Marketing gurus of the international wine biz have tried to convince consumers that hefty, monster bottles correlate with high quality wine regardless of the bottles' actual contents. We recently weighed a fancy bottle of Spanish Rioja. The bottle was a hefty 2.8 pounds as compared to this bantamweight bottle weighing in at a trim 1.0 pounds. That's an extra 21.6 pounds per case just for appearances which seems wasteful and downright silly. The reduced carbon footprint appeals to us and we think our Navarro friends are smart enough to realize the ecological advantage of lighter packaging. The grapes were harvested cold then destemmed into small vats. The must was punched down by hand to keep the tannins supple, tenderly aged in world class French oak barrels, and then unpretentiously bottled in a lightweight bottle. The 2008 cuvée is from nine different clones of Anderson Valley Pinot Noir on five different rootstocks, and has lingering cherry-blueberry flavors with a backdrop of vanilla, bacon, cedar and toast.
The insides of expensive French oak barrels are charred over oak fires so a smoky quality is imparted to wines aged in barrels. Over 2,000 forest wildfires contributed to smoky skies over most of California in summer 2008. Grapevines are living organisms and what happens in their environment matters.
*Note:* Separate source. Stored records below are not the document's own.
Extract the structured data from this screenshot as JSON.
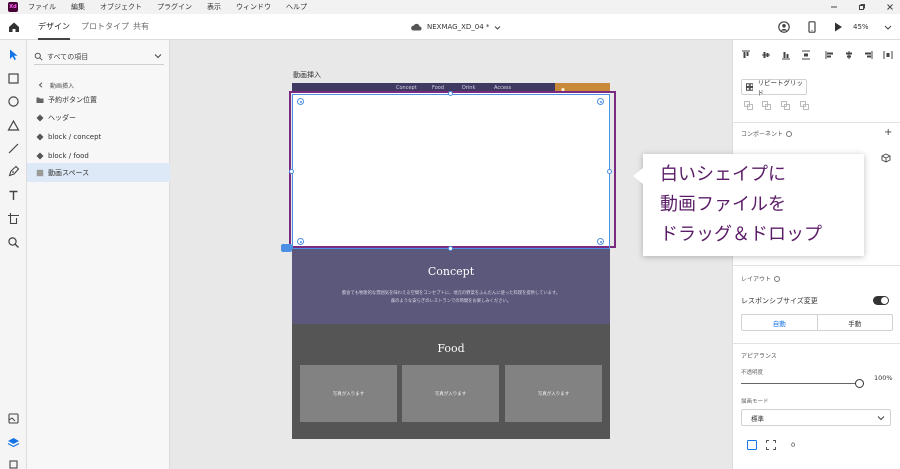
{
  "menubar": {
    "logo_text": "Xd",
    "items": [
      "ファイル",
      "編集",
      "オブジェクト",
      "プラグイン",
      "表示",
      "ウィンドウ",
      "ヘルプ"
    ]
  },
  "toolbar": {
    "tabs": [
      "デザイン",
      "プロトタイプ",
      "共有"
    ],
    "active_tab": "デザイン",
    "document_title": "NEXMAG_XD_04 *",
    "zoom": "45%"
  },
  "layers": {
    "search_placeholder": "すべての項目",
    "back_label": "動画挿入",
    "items": [
      {
        "label": "予約ボタン位置",
        "icon": "folder-icon",
        "selected": false
      },
      {
        "label": "ヘッダー",
        "icon": "component-icon",
        "selected": false
      },
      {
        "label": "block / concept",
        "icon": "component-icon",
        "selected": false
      },
      {
        "label": "block / food",
        "icon": "component-icon",
        "selected": false
      },
      {
        "label": "動画スペース",
        "icon": "rectangle-icon",
        "selected": true
      }
    ]
  },
  "artboard": {
    "name": "動画挿入",
    "nav_links": [
      "Concept",
      "Food",
      "Drink",
      "Access"
    ],
    "concept": {
      "title": "Concept",
      "line1": "都会でも牧歌的な雰囲気を味わえる空間をコンセプトに、地元の野菜をふんだんに使った料理を提供しています。",
      "line2": "森のような安らぎのレストランでの時間をお楽しみください。"
    },
    "food": {
      "title": "Food",
      "photos": [
        "写真が入ります",
        "写真が入ります",
        "写真が入ります"
      ]
    }
  },
  "callout": {
    "lines": [
      "白いシェイプに",
      "動画ファイルを",
      "ドラッグ＆ドロップ"
    ]
  },
  "props": {
    "repeat_grid_label": "リピートグリッド",
    "component_label": "コンポーネント",
    "layout_label": "レイアウト",
    "responsive_resize_label": "レスポンシブサイズ変更",
    "responsive_on": true,
    "seg_auto": "自動",
    "seg_manual": "手動",
    "appearance_label": "アピアランス",
    "opacity_label": "不透明度",
    "opacity_value": "100%",
    "blend_label": "描画モード",
    "blend_value": "標準",
    "fx_value": "0"
  },
  "colors": {
    "accent_blue": "#4d90e3",
    "selection_purple": "#7b2a82",
    "nav": "#3f3a62",
    "concept_bg": "#5b587b",
    "food_bg": "#555555",
    "reserve_btn": "#c88a3a",
    "callout_text": "#5b1d67"
  }
}
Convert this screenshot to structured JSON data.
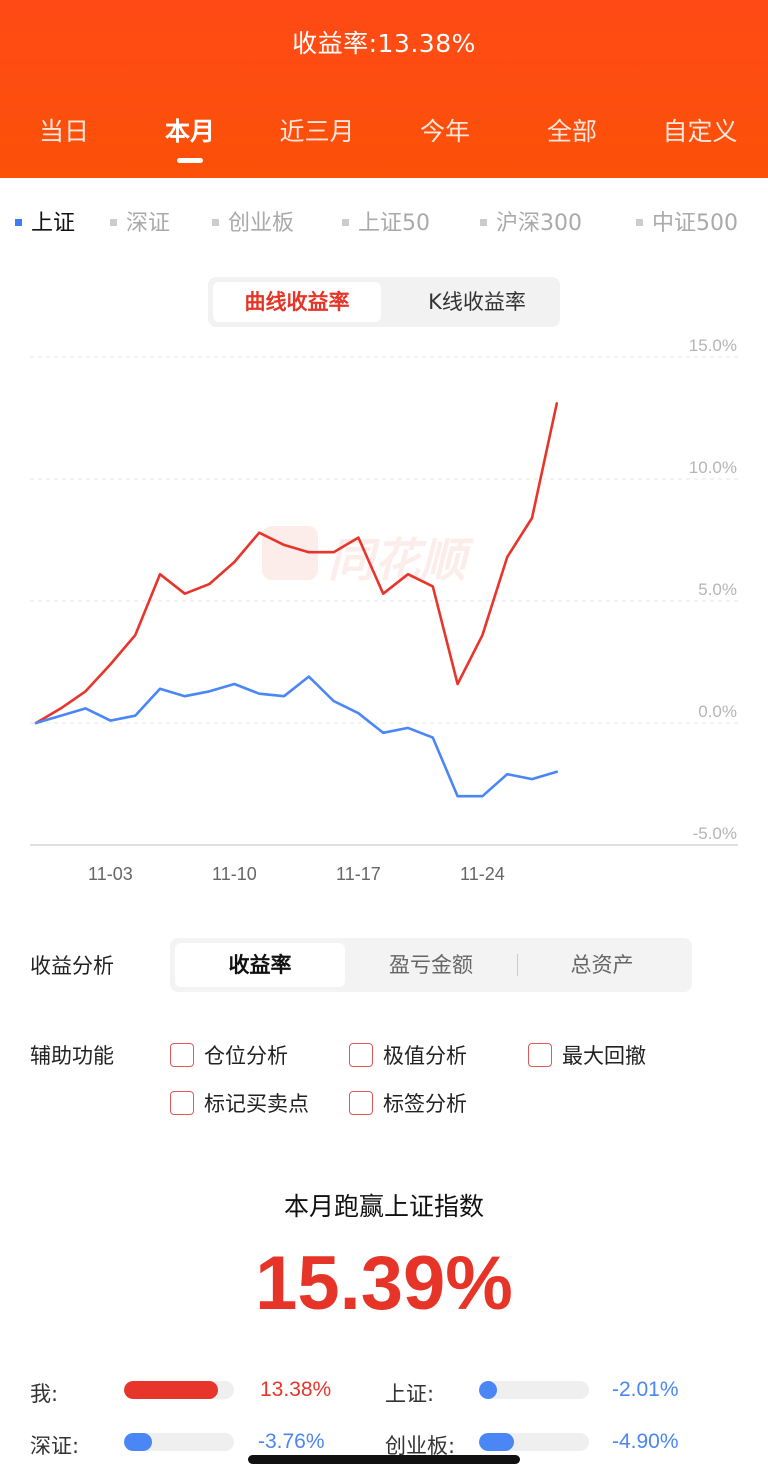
{
  "header": {
    "title": "收益率:13.38%",
    "tabs": [
      "当日",
      "本月",
      "近三月",
      "今年",
      "全部",
      "自定义"
    ],
    "active_tab": "本月"
  },
  "index_tabs": {
    "items": [
      "上证",
      "深证",
      "创业板",
      "上证50",
      "沪深300",
      "中证500"
    ],
    "active": "上证",
    "active_color": "#3d7cf2"
  },
  "chart_toggle": {
    "options": [
      "曲线收益率",
      "K线收益率"
    ],
    "active": "曲线收益率"
  },
  "watermark": "同花顺",
  "chart_data": {
    "type": "line",
    "ytick_labels": [
      "15.0%",
      "10.0%",
      "5.0%",
      "0.0%",
      "-5.0%"
    ],
    "ylim": [
      -5,
      15
    ],
    "xtick_labels": [
      "11-03",
      "11-10",
      "11-17",
      "11-24"
    ],
    "x": [
      "10-31",
      "11-01",
      "11-02",
      "11-03",
      "11-04",
      "11-05",
      "11-06",
      "11-07",
      "11-10",
      "11-11",
      "11-12",
      "11-13",
      "11-14",
      "11-17",
      "11-18",
      "11-19",
      "11-20",
      "11-21",
      "11-24",
      "11-25",
      "11-26",
      "11-27",
      "11-28"
    ],
    "series": [
      {
        "color": "#e8352b",
        "values": [
          0,
          0.6,
          1.3,
          2.4,
          3.6,
          6.1,
          5.3,
          5.7,
          6.6,
          7.8,
          7.3,
          7.0,
          7.0,
          7.6,
          5.3,
          6.1,
          5.6,
          1.6,
          3.6,
          6.8,
          8.4,
          13.1,
          null
        ]
      },
      {
        "color": "#4a86f5",
        "values": [
          0,
          0.3,
          0.6,
          0.1,
          0.3,
          1.4,
          1.1,
          1.3,
          1.6,
          1.2,
          1.1,
          1.9,
          0.9,
          0.4,
          -0.4,
          -0.2,
          -0.6,
          -3.0,
          -3.0,
          -2.1,
          -2.3,
          -2.0,
          null
        ]
      }
    ]
  },
  "analysis": {
    "label": "收益分析",
    "options": [
      "收益率",
      "盈亏金额",
      "总资产"
    ],
    "active": "收益率"
  },
  "aux": {
    "label": "辅助功能",
    "items": [
      "仓位分析",
      "极值分析",
      "最大回撤",
      "标记买卖点",
      "标签分析"
    ]
  },
  "beat": {
    "title": "本月跑赢上证指数",
    "value": "15.39%"
  },
  "comparison": [
    {
      "label": "我:",
      "value": "13.38%",
      "fill": 0.85,
      "color": "#e8352b"
    },
    {
      "label": "上证:",
      "value": "-2.01%",
      "fill": 0.13,
      "color": "#4a86f5"
    },
    {
      "label": "深证:",
      "value": "-3.76%",
      "fill": 0.25,
      "color": "#4a86f5"
    },
    {
      "label": "创业板:",
      "value": "-4.90%",
      "fill": 0.32,
      "color": "#4a86f5"
    }
  ]
}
For a complete discussion of this issue and how Navarro dealt with the travails of the 2008 vintage see www.navarrowine.com/vintage2008.
Pinot Noir's name is derived from the French words for "pine" and "black"; the tight clusters are in the shape of a pine cone and the dark purple fruit almost looks black.
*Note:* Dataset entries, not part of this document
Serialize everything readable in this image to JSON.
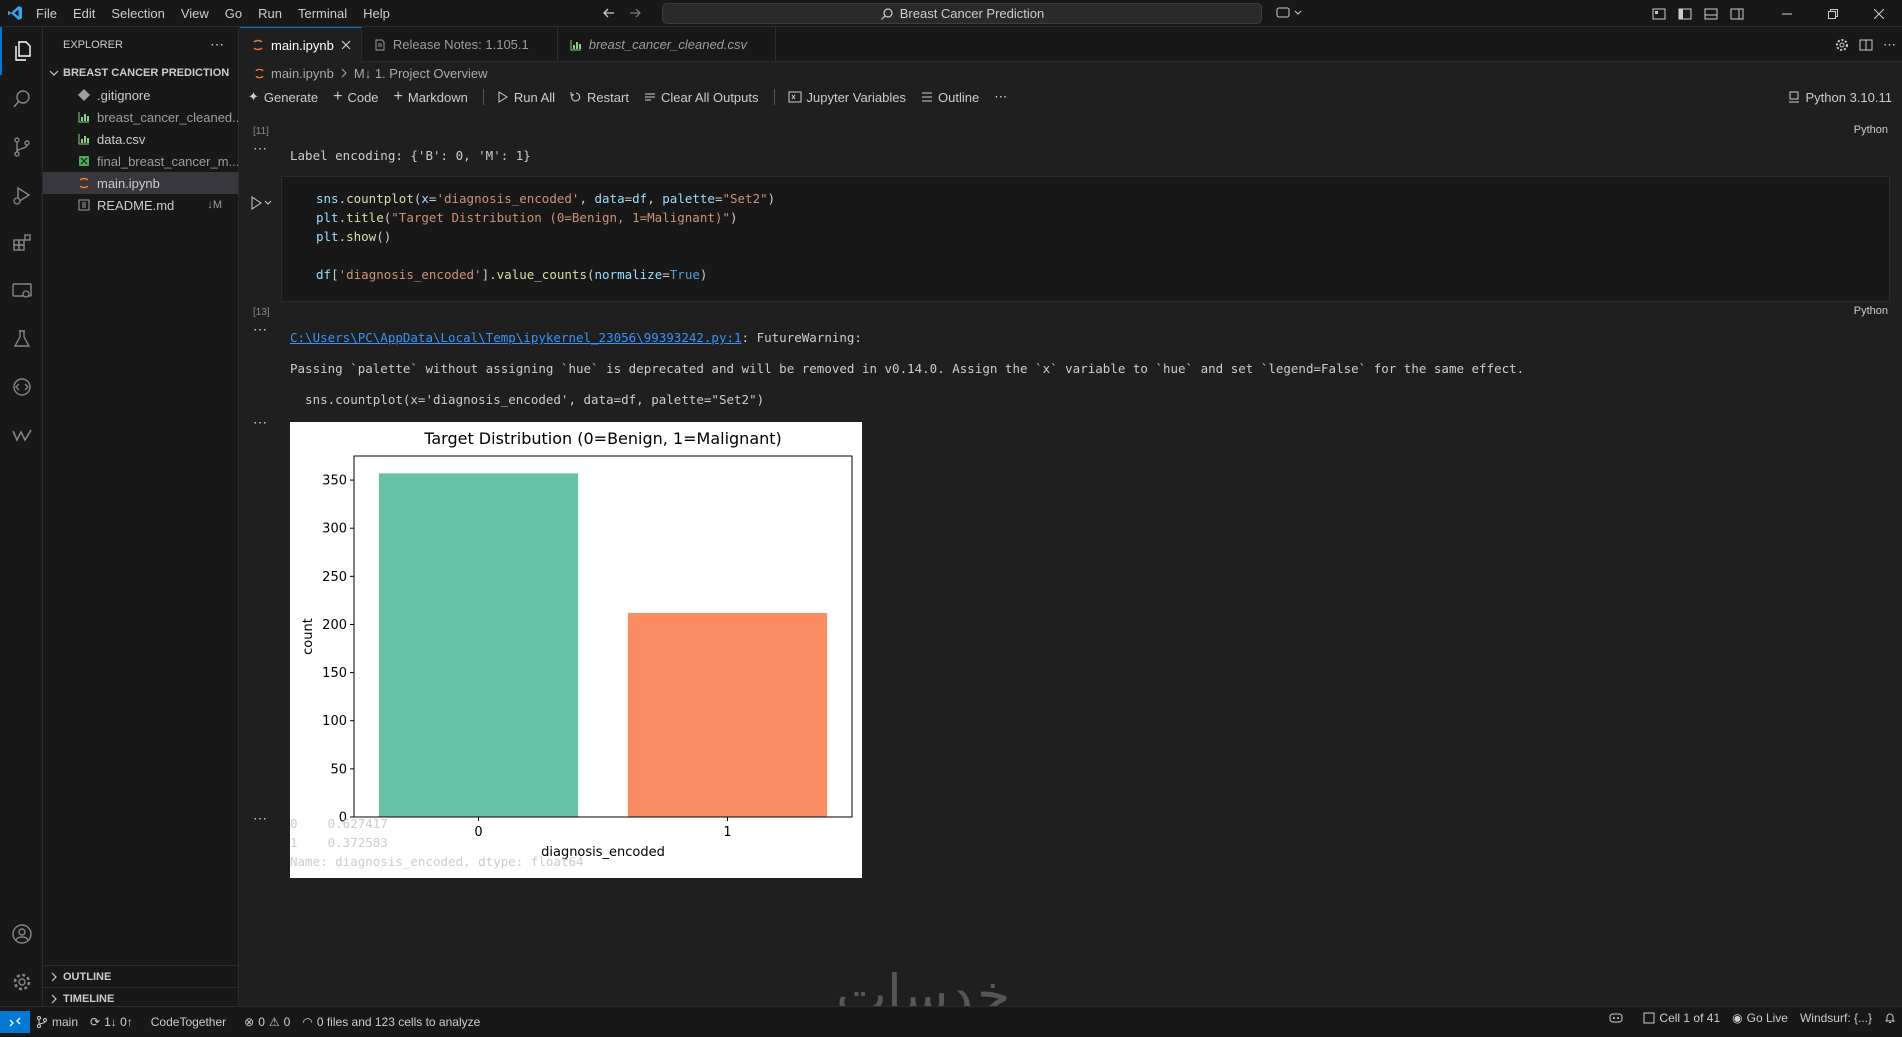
{
  "menu": [
    "File",
    "Edit",
    "Selection",
    "View",
    "Go",
    "Run",
    "Terminal",
    "Help"
  ],
  "search": {
    "text": "Breast Cancer Prediction"
  },
  "explorer": {
    "title": "EXPLORER",
    "folder": "BREAST CANCER PREDICTION",
    "files": [
      {
        "name": ".gitignore",
        "status": ""
      },
      {
        "name": "breast_cancer_cleaned...",
        "status": ""
      },
      {
        "name": "data.csv",
        "status": ""
      },
      {
        "name": "final_breast_cancer_m...",
        "status": ""
      },
      {
        "name": "main.ipynb",
        "status": ""
      },
      {
        "name": "README.md",
        "status": "↓M"
      }
    ],
    "outline": "OUTLINE",
    "timeline": "TIMELINE"
  },
  "tabs": [
    {
      "label": "main.ipynb"
    },
    {
      "label": "Release Notes: 1.105.1"
    },
    {
      "label": "breast_cancer_cleaned.csv"
    }
  ],
  "breadcrumb": {
    "file": "main.ipynb",
    "section": "M↓ 1. Project Overview"
  },
  "toolbar": {
    "generate": "Generate",
    "code": "Code",
    "markdown": "Markdown",
    "run_all": "Run All",
    "restart": "Restart",
    "clear": "Clear All Outputs",
    "variables": "Jupyter Variables",
    "outline": "Outline",
    "kernel": "Python 3.10.11"
  },
  "cells": {
    "c11": {
      "exec": "[11]",
      "lang": "Python",
      "output": "Label encoding: {'B': 0, 'M': 1}"
    },
    "c13": {
      "exec": "[13]",
      "lang": "Python",
      "l1": {
        "a": "sns",
        "b": ".",
        "c": "countplot",
        "d": "(",
        "e": "x",
        "f": "=",
        "g": "'diagnosis_encoded'",
        "h": ", ",
        "i": "data",
        "j": "=",
        "k": "df",
        "l": ", ",
        "m": "palette",
        "n": "=",
        "o": "\"Set2\"",
        "p": ")"
      },
      "l2": {
        "a": "plt",
        "b": ".",
        "c": "title",
        "d": "(",
        "e": "\"Target Distribution (0=Benign, 1=Malignant)\"",
        "f": ")"
      },
      "l3": {
        "a": "plt",
        "b": ".",
        "c": "show",
        "d": "()"
      },
      "l4": {
        "a": "df",
        "b": "[",
        "c": "'diagnosis_encoded'",
        "d": "].",
        "e": "value_counts",
        "f": "(",
        "g": "normalize",
        "h": "=",
        "i": "True",
        "j": ")"
      },
      "warn_path": "C:\\Users\\PC\\AppData\\Local\\Temp\\ipykernel_23056\\99393242.py:1",
      "warn_tail": ": FutureWarning:",
      "warn_msg": "Passing `palette` without assigning `hue` is deprecated and will be removed in v0.14.0. Assign the `x` variable to `hue` and set `legend=False` for the same effect.",
      "warn_code": "  sns.countplot(x='diagnosis_encoded', data=df, palette=\"Set2\")",
      "result1": "0    0.627417",
      "result2": "1    0.372583",
      "result3": "Name: diagnosis_encoded, dtype: float64"
    }
  },
  "chart_data": {
    "type": "bar",
    "title": "Target Distribution (0=Benign, 1=Malignant)",
    "categories": [
      "0",
      "1"
    ],
    "values": [
      357,
      212
    ],
    "colors": [
      "#66c2a5",
      "#fc8d62"
    ],
    "xlabel": "diagnosis_encoded",
    "ylabel": "count",
    "ylim": [
      0,
      375
    ],
    "yticks": [
      0,
      50,
      100,
      150,
      200,
      250,
      300,
      350
    ]
  },
  "statusbar": {
    "branch": "main",
    "sync": "1↓ 0↑",
    "codetogether": "CodeTogether",
    "problems_err": "0",
    "problems_warn": "0",
    "analyze": "0 files and 123 cells to analyze",
    "cell": "Cell 1 of 41",
    "golive": "Go Live",
    "windsurf": "Windsurf: {...}"
  },
  "watermark": "خدسات",
  "colors": {
    "accent": "#0078d4",
    "link": "#3794ff",
    "string": "#ce9178",
    "function": "#dcdcaa",
    "variable": "#9cdcfe",
    "keyword": "#569cd6"
  }
}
Although Mother Nature dealt us difficult cards during the 2008 vintage, this appealing wine is a lucky bet for everyday drinking. The bottling is lighter than usual because of our efforts to ameliorate the blow of a difficult season. Consequently, we are offering our Mailing List friends house-wine prices until July 31. Silver Medal winner.
Here's a barrel's eye view of a winemaker. Several vineyards that normally are part of our Méthode à l'Ancienne cuvée, are included in this 2008 Mendocino bottling; consequently, the wine was aged with a higher percentage in new French oak barrels than normal.